## Instructions for the task
Leaving the images out, output each entry below exactly.

## Extracted records
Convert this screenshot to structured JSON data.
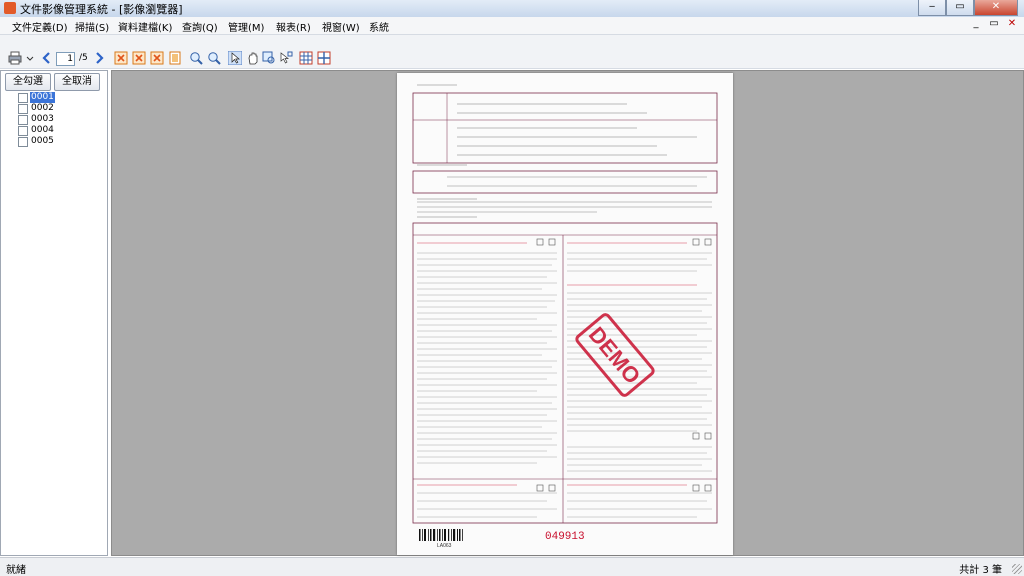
{
  "window": {
    "title": "文件影像管理系統 - [影像瀏覽器]",
    "minimize": "‒",
    "maximize": "▭",
    "close": "✕"
  },
  "menu": [
    "文件定義(D)",
    "掃描(S)",
    "資料建檔(K)",
    "查詢(Q)",
    "管理(M)",
    "報表(R)",
    "視窗(W)",
    "系統"
  ],
  "mdi": {
    "minimize": "_",
    "restore": "▭",
    "close": "✕"
  },
  "toolbar": {
    "page_current": "1",
    "page_total": "/5"
  },
  "left_panel": {
    "select_all": "全勾選",
    "deselect_all": "全取消",
    "items": [
      {
        "label": "0001",
        "selected": true
      },
      {
        "label": "0002",
        "selected": false
      },
      {
        "label": "0003",
        "selected": false
      },
      {
        "label": "0004",
        "selected": false
      },
      {
        "label": "0005",
        "selected": false
      }
    ]
  },
  "document": {
    "stamp": "DEMO",
    "serial": "049913",
    "barcode_text": "LA063",
    "colors": {
      "stamp": "#c8102e",
      "border": "#7a2b4b"
    }
  },
  "status": {
    "left": "就緒",
    "right": "共計 3 筆"
  }
}
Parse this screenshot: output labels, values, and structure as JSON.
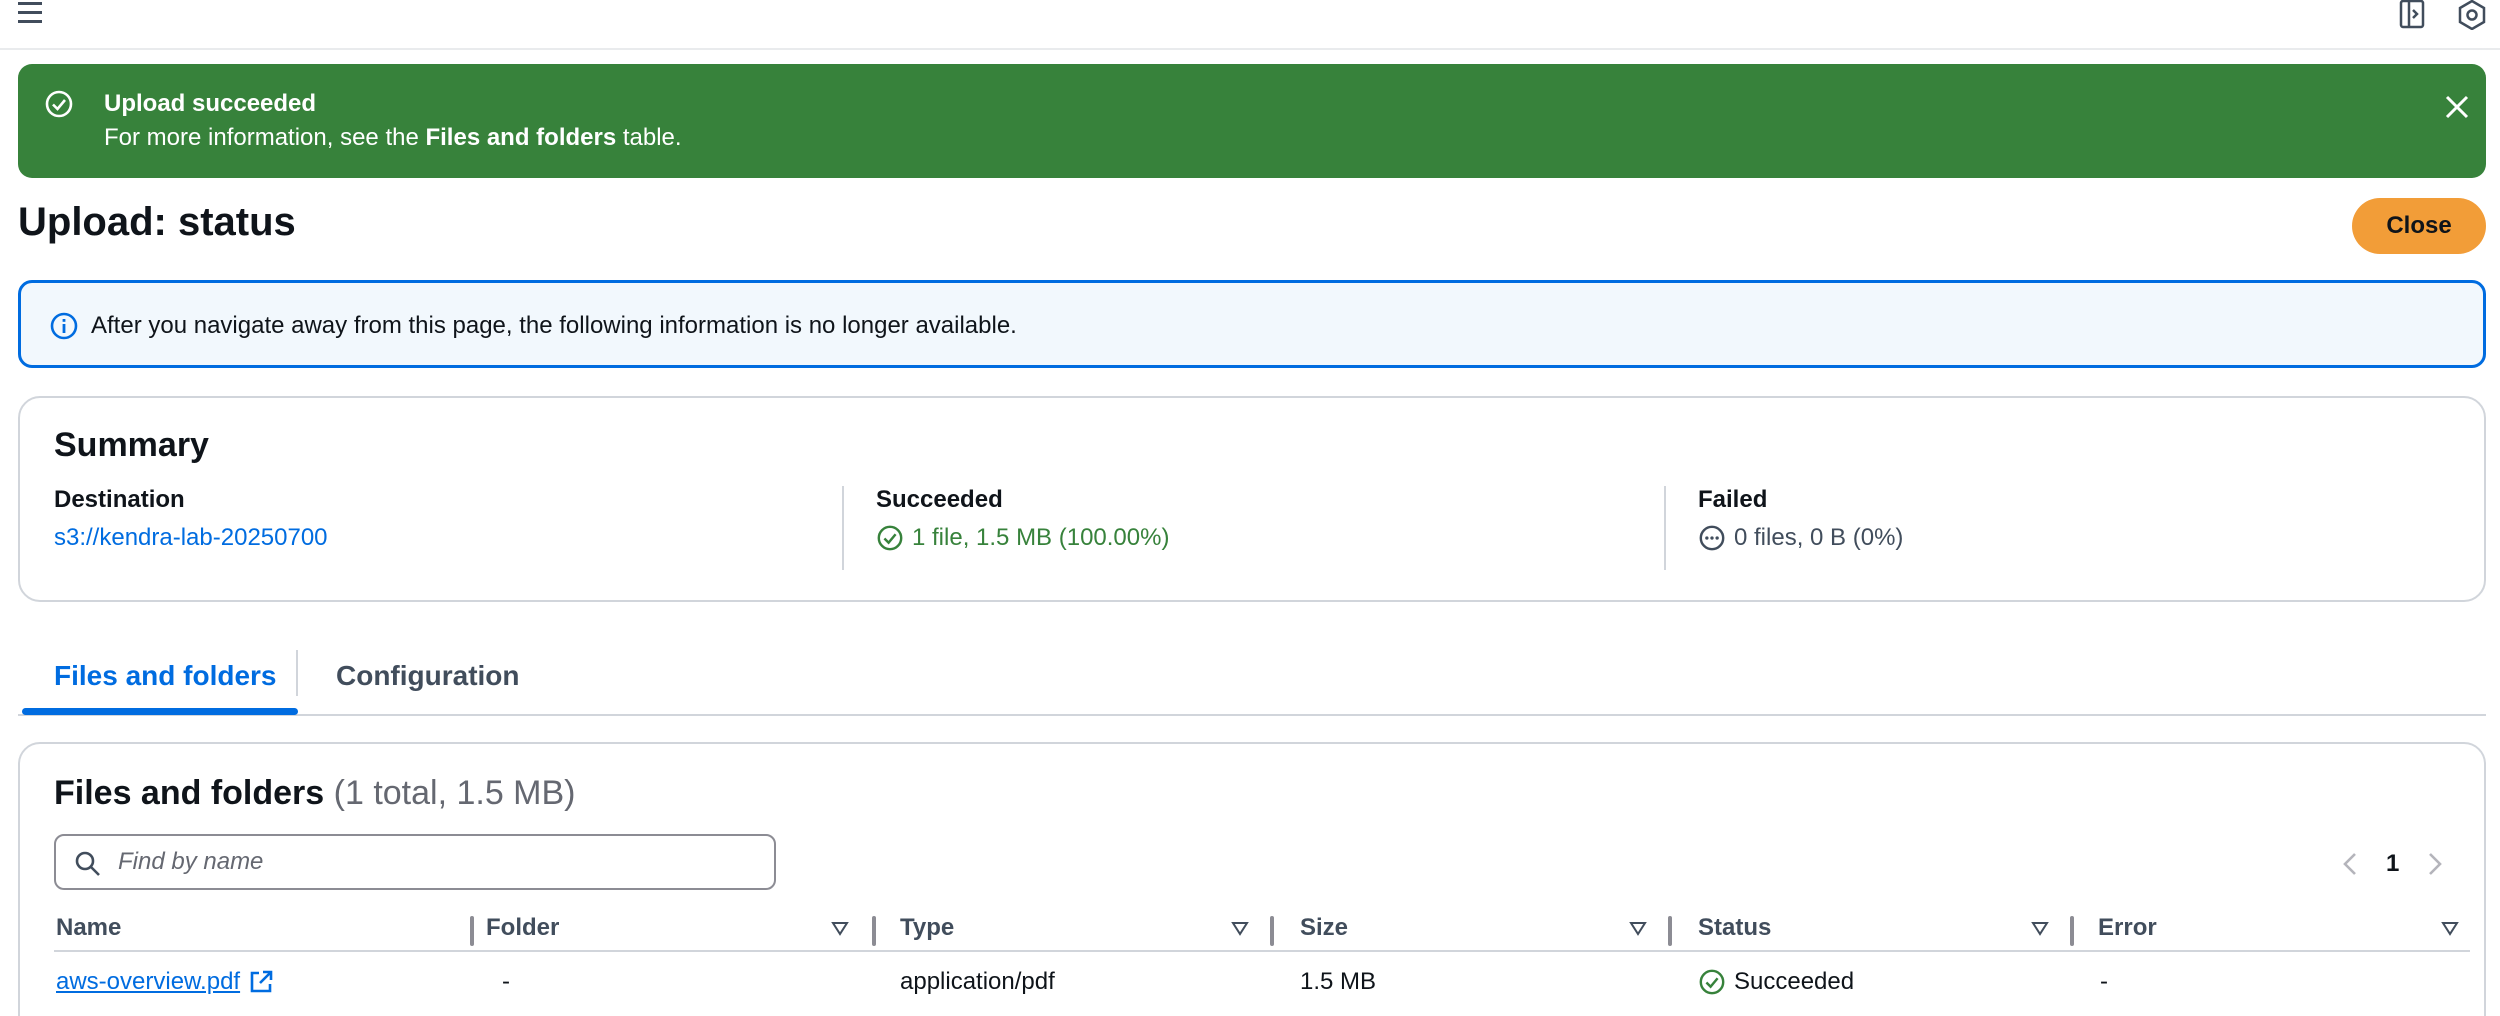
{
  "colors": {
    "flash_success_bg": "#37823b",
    "primary_button": "#f29d38",
    "link_blue": "#006ce0",
    "info_bg": "#f2f8fd",
    "success_text": "#37823b"
  },
  "topbar": {
    "menu_icon": "hamburger-menu-icon",
    "right_icons": [
      "side-panel-icon",
      "settings-hexagon-icon"
    ]
  },
  "flash": {
    "title": "Upload succeeded",
    "message_prefix": "For more information, see the ",
    "message_bold": "Files and folders",
    "message_suffix": " table.",
    "icon": "check-circle-icon",
    "dismiss_icon": "close-icon"
  },
  "page": {
    "title": "Upload: status",
    "close_label": "Close"
  },
  "info": {
    "text": "After you navigate away from this page, the following information is no longer available.",
    "icon": "info-circle-icon"
  },
  "summary": {
    "heading": "Summary",
    "destination": {
      "label": "Destination",
      "value": "s3://kendra-lab-20250700"
    },
    "succeeded": {
      "label": "Succeeded",
      "value": "1 file, 1.5 MB (100.00%)"
    },
    "failed": {
      "label": "Failed",
      "value": "0 files, 0 B (0%)"
    }
  },
  "tabs": [
    {
      "label": "Files and folders",
      "active": true
    },
    {
      "label": "Configuration",
      "active": false
    }
  ],
  "files": {
    "heading": "Files and folders",
    "count": "(1 total, 1.5 MB)",
    "search_placeholder": "Find by name",
    "page": "1",
    "columns": [
      "Name",
      "Folder",
      "Type",
      "Size",
      "Status",
      "Error"
    ],
    "rows": [
      {
        "name": "aws-overview.pdf",
        "folder": "-",
        "type": "application/pdf",
        "size": "1.5 MB",
        "status": "Succeeded",
        "error": "-"
      }
    ]
  }
}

## Solution
Convert this screenshot to structured JSON data.
{
  "window": {
    "title": "文件影像管理系統 - [影像瀏覽器]",
    "minimize": "‒",
    "maximize": "▭",
    "close": "✕"
  },
  "menu": [
    "文件定義(D)",
    "掃描(S)",
    "資料建檔(K)",
    "查詢(Q)",
    "管理(M)",
    "報表(R)",
    "視窗(W)",
    "系統"
  ],
  "mdi": {
    "minimize": "_",
    "restore": "▭",
    "close": "✕"
  },
  "toolbar": {
    "page_current": "1",
    "page_total": "/5"
  },
  "left_panel": {
    "select_all": "全勾選",
    "deselect_all": "全取消",
    "items": [
      {
        "label": "0001",
        "selected": true
      },
      {
        "label": "0002",
        "selected": false
      },
      {
        "label": "0003",
        "selected": false
      },
      {
        "label": "0004",
        "selected": false
      },
      {
        "label": "0005",
        "selected": false
      }
    ]
  },
  "document": {
    "stamp": "DEMO",
    "serial": "049913",
    "barcode_text": "LA063",
    "colors": {
      "stamp": "#c8102e",
      "border": "#7a2b4b"
    }
  },
  "status": {
    "left": "就緒",
    "right": "共計 3 筆"
  }
}
Parse this screenshot: output labels, values, and structure as JSON.
{
  "colors": {
    "flash_success_bg": "#37823b",
    "primary_button": "#f29d38",
    "link_blue": "#006ce0",
    "info_bg": "#f2f8fd",
    "success_text": "#37823b"
  },
  "topbar": {
    "menu_icon": "hamburger-menu-icon",
    "right_icons": [
      "side-panel-icon",
      "settings-hexagon-icon"
    ]
  },
  "flash": {
    "title": "Upload succeeded",
    "message_prefix": "For more information, see the ",
    "message_bold": "Files and folders",
    "message_suffix": " table.",
    "icon": "check-circle-icon",
    "dismiss_icon": "close-icon"
  },
  "page": {
    "title": "Upload: status",
    "close_label": "Close"
  },
  "info": {
    "text": "After you navigate away from this page, the following information is no longer available.",
    "icon": "info-circle-icon"
  },
  "summary": {
    "heading": "Summary",
    "destination": {
      "label": "Destination",
      "value": "s3://kendra-lab-20250700"
    },
    "succeeded": {
      "label": "Succeeded",
      "value": "1 file, 1.5 MB (100.00%)"
    },
    "failed": {
      "label": "Failed",
      "value": "0 files, 0 B (0%)"
    }
  },
  "tabs": [
    {
      "label": "Files and folders",
      "active": true
    },
    {
      "label": "Configuration",
      "active": false
    }
  ],
  "files": {
    "heading": "Files and folders",
    "count": "(1 total, 1.5 MB)",
    "search_placeholder": "Find by name",
    "page": "1",
    "columns": [
      "Name",
      "Folder",
      "Type",
      "Size",
      "Status",
      "Error"
    ],
    "rows": [
      {
        "name": "aws-overview.pdf",
        "folder": "-",
        "type": "application/pdf",
        "size": "1.5 MB",
        "status": "Succeeded",
        "error": "-"
      }
    ]
  }
}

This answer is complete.